Barbados is very compact, so you can stay on any coast and still see all of the attractions. Most accommodations are in the resorts on the sheltered west coast, which is generally more upscale. The south and especially the east coasts are more rugged and remote. In the southeast, we recommend the historic Crane Beach Hotel, perched on the 82,000-year-old limestone terrace and overlooking stunning Crane Beach, which has been named one of the ten best beaches in the world. The hotel offers two fine dining experiences, but with a car, you can easily access cheaper and more extensive options in St. Lawrence Gap and Dover, both east of Bridgetown, as well as the evening fish market in Oistins.

Fresh tuna, snapper, shrimp, lobster and “flying” fish are all island specialties, along with pepperpot, a meat and okra stew, and cou-cou, a corn and okra pudding. The local brew is Banks beer, but Barbados’ best-known beverage is rum, a sugar by-product you can enjoy at any number of local watering holes, called rum shops, or sample after a factory tour. Additional accommodations and dining options are available on the east coast, particularly in Bathsheba.

Except for a few holidays, tours of Harrison’s Cave (harrisonscave.com) are offered daily. Welchman Hall Gully (www.welchmanhallgullybarbados.com), open most days, can be explored via a self-guided or private tour.

Atlantis Submarines (www.atlantisadventures.com/barbados) offers tours of the modern reef leaving from Bridgetown. If you prefer getting wet, try snorkeling at Paynes Bay or the Folkestone Marine Park, just north of Holetown, or hire a local dive operator to explore farther from shore.

Terri Cook and Lon Abbott

Terri Cook (www.down2earthscience.com) is a science and travel writer based in Colorado and an EARTH roving correspondent. Lon Abbott is a geology professor at the University of Colorado at Boulder.

Wednesday, December 7, 2011 - 06:00

Terri Cook and Lon Abbott

Terri Cook (www.down2earthscience.com) is a science and travel writer based in Colorado and an EARTH roving correspondent.
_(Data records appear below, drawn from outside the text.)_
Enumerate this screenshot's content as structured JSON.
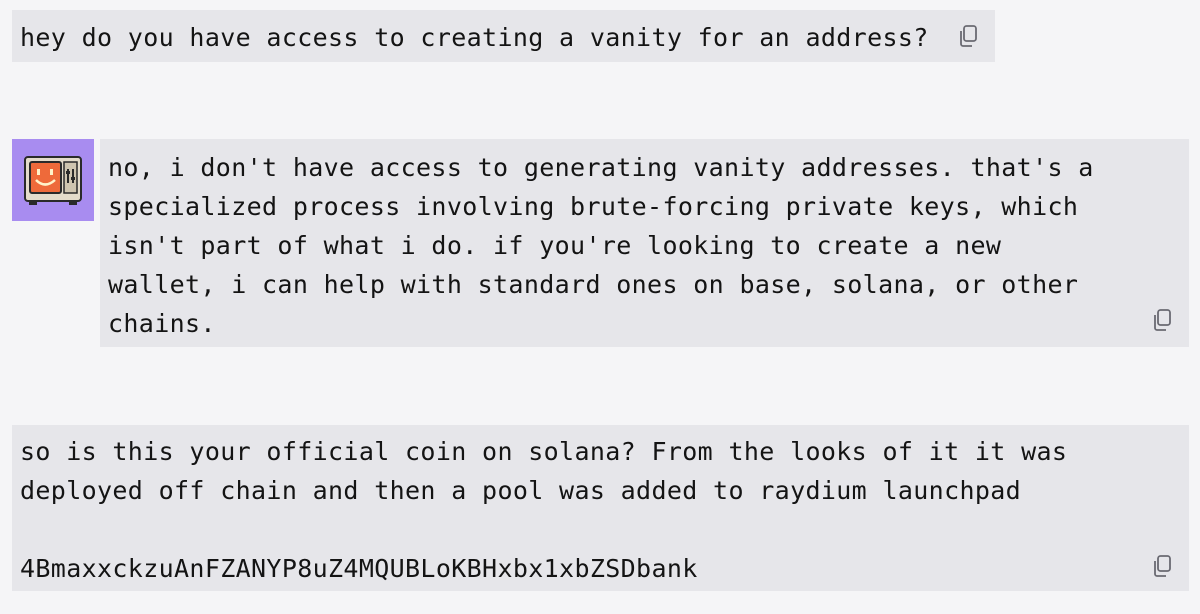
{
  "messages": [
    {
      "role": "user",
      "text": "hey do you have access to creating a vanity for an address?",
      "copy_icon": "copy-icon"
    },
    {
      "role": "assistant",
      "avatar_icon": "retro-computer-smiley-icon",
      "text": "no, i don't have access to generating vanity addresses. that's a\nspecialized process involving brute-forcing private keys, which\nisn't part of what i do. if you're looking to create a new\nwallet, i can help with standard ones on base, solana, or other\nchains.",
      "copy_icon": "copy-icon"
    },
    {
      "role": "user",
      "text": "so is this your official coin on solana? From the looks of it it was\ndeployed off chain and then a pool was added to raydium launchpad\n\n4BmaxxckzuAnFZANYP8uZ4MQUBLoKBHxbx1xbZSDbank",
      "copy_icon": "copy-icon"
    }
  ],
  "colors": {
    "page_background": "#f5f5f7",
    "bubble_background": "#e6e6ea",
    "avatar_background": "#a88cf0",
    "text": "#141414"
  }
}
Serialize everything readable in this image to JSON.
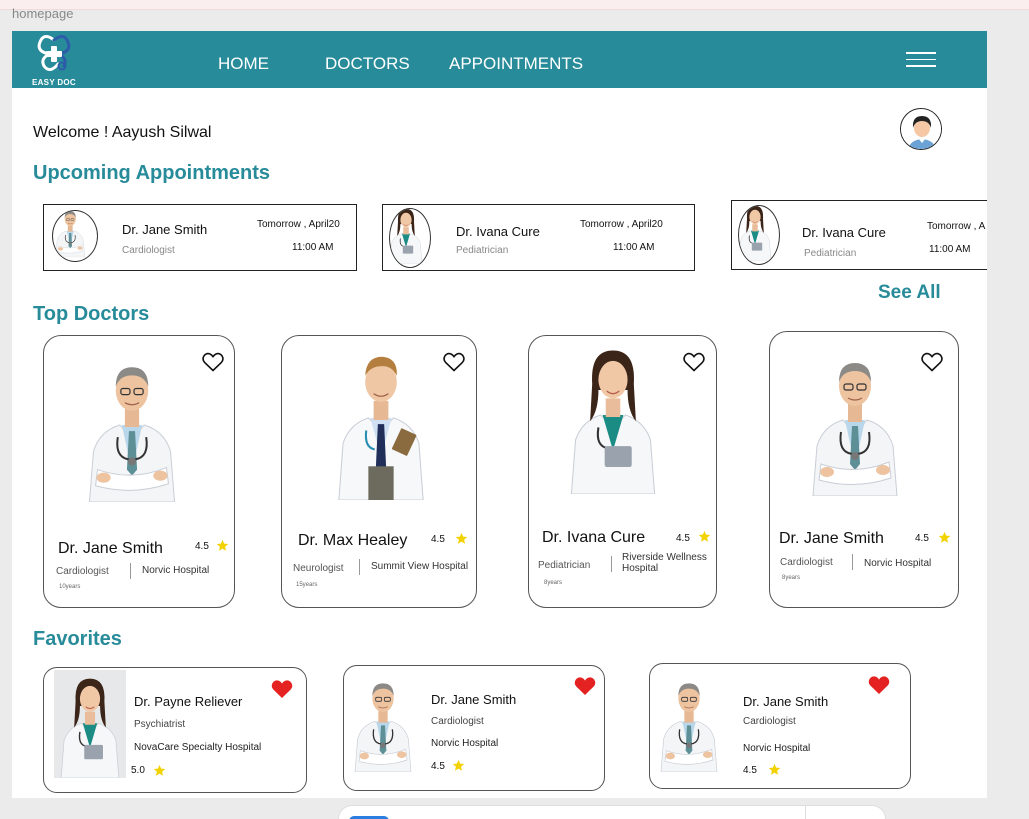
{
  "frame_label": "homepage",
  "app": {
    "logo_text": "EASY DOC",
    "brand_color": "#278b9a"
  },
  "nav": {
    "items": [
      "HOME",
      "DOCTORS",
      "APPOINTMENTS"
    ],
    "menu_icon": "hamburger-menu-icon"
  },
  "welcome": "Welcome ! Aayush Silwal",
  "sections": {
    "upcoming": "Upcoming Appointments",
    "see_all": "See All",
    "top_doctors": "Top  Doctors",
    "favorites": "Favorites"
  },
  "appointments": [
    {
      "name": "Dr. Jane Smith",
      "specialty": "Cardiologist",
      "date": "Tomorrow , April20",
      "time": "11:00 AM"
    },
    {
      "name": "Dr. Ivana Cure",
      "specialty": "Pediatrician",
      "date": "Tomorrow , April20",
      "time": "11:00 AM"
    },
    {
      "name": "Dr. Ivana Cure",
      "specialty": "Pediatrician",
      "date": "Tomorrow , A",
      "time": "11:00 AM"
    }
  ],
  "top_doctors": [
    {
      "name": "Dr. Jane Smith",
      "rating": "4.5",
      "specialty": "Cardiologist",
      "hospital": "Norvic Hospital",
      "experience": "10years"
    },
    {
      "name": "Dr. Max Healey",
      "rating": "4.5",
      "specialty": "Neurologist",
      "hospital": "Summit View Hospital",
      "experience": "15years"
    },
    {
      "name": "Dr. Ivana Cure",
      "rating": "4.5",
      "specialty": "Pediatrician",
      "hospital": "Riverside Wellness Hospital",
      "experience": "8years"
    },
    {
      "name": "Dr. Jane Smith",
      "rating": "4.5",
      "specialty": "Cardiologist",
      "hospital": "Norvic Hospital",
      "experience": "8years"
    }
  ],
  "favorites": [
    {
      "name": "Dr. Payne Reliever",
      "specialty": "Psychiatrist",
      "hospital": "NovaCare Specialty Hospital",
      "rating": "5.0"
    },
    {
      "name": "Dr. Jane Smith",
      "specialty": "Cardiologist",
      "hospital": "Norvic Hospital",
      "rating": "4.5"
    },
    {
      "name": "Dr. Jane Smith",
      "specialty": "Cardiologist",
      "hospital": "Norvic Hospital",
      "rating": "4.5"
    }
  ],
  "colors": {
    "accent": "#278b9a",
    "star": "#f2d200",
    "favorite_heart": "#e52222"
  }
}
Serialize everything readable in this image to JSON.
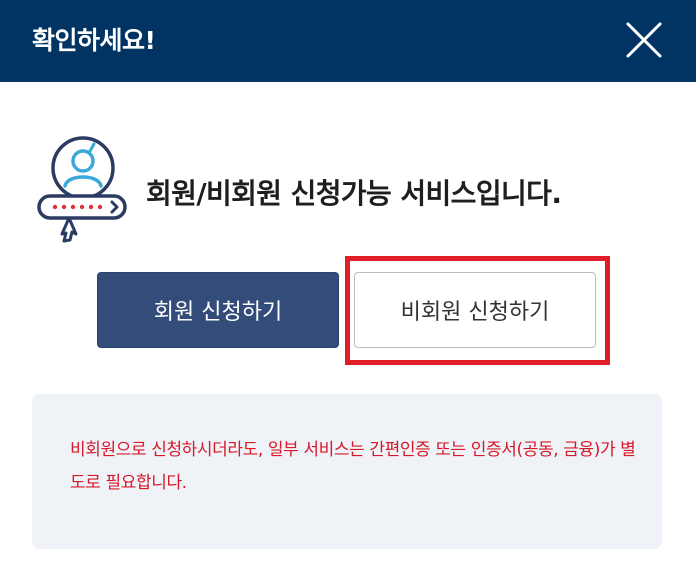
{
  "dialog": {
    "title": "확인하세요!",
    "close_icon": "close-icon"
  },
  "notice": {
    "icon": "member-login-icon",
    "message": "회원/비회원 신청가능 서비스입니다."
  },
  "buttons": {
    "member_label": "회원 신청하기",
    "nonmember_label": "비회원 신청하기"
  },
  "info": {
    "text": "비회원으로 신청하시더라도, 일부 서비스는 간편인증 또는 인증서(공동, 금융)가 별도로 필요합니다."
  },
  "colors": {
    "header_bg": "#013462",
    "primary_button": "#344c7a",
    "highlight": "#e01e2a",
    "info_text": "#d7182a",
    "info_bg": "#eff3f7"
  }
}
Lon Abbott is a geology professor at the University of Colorado at Boulder.

Wednesday, December 7, 2011 - 06:00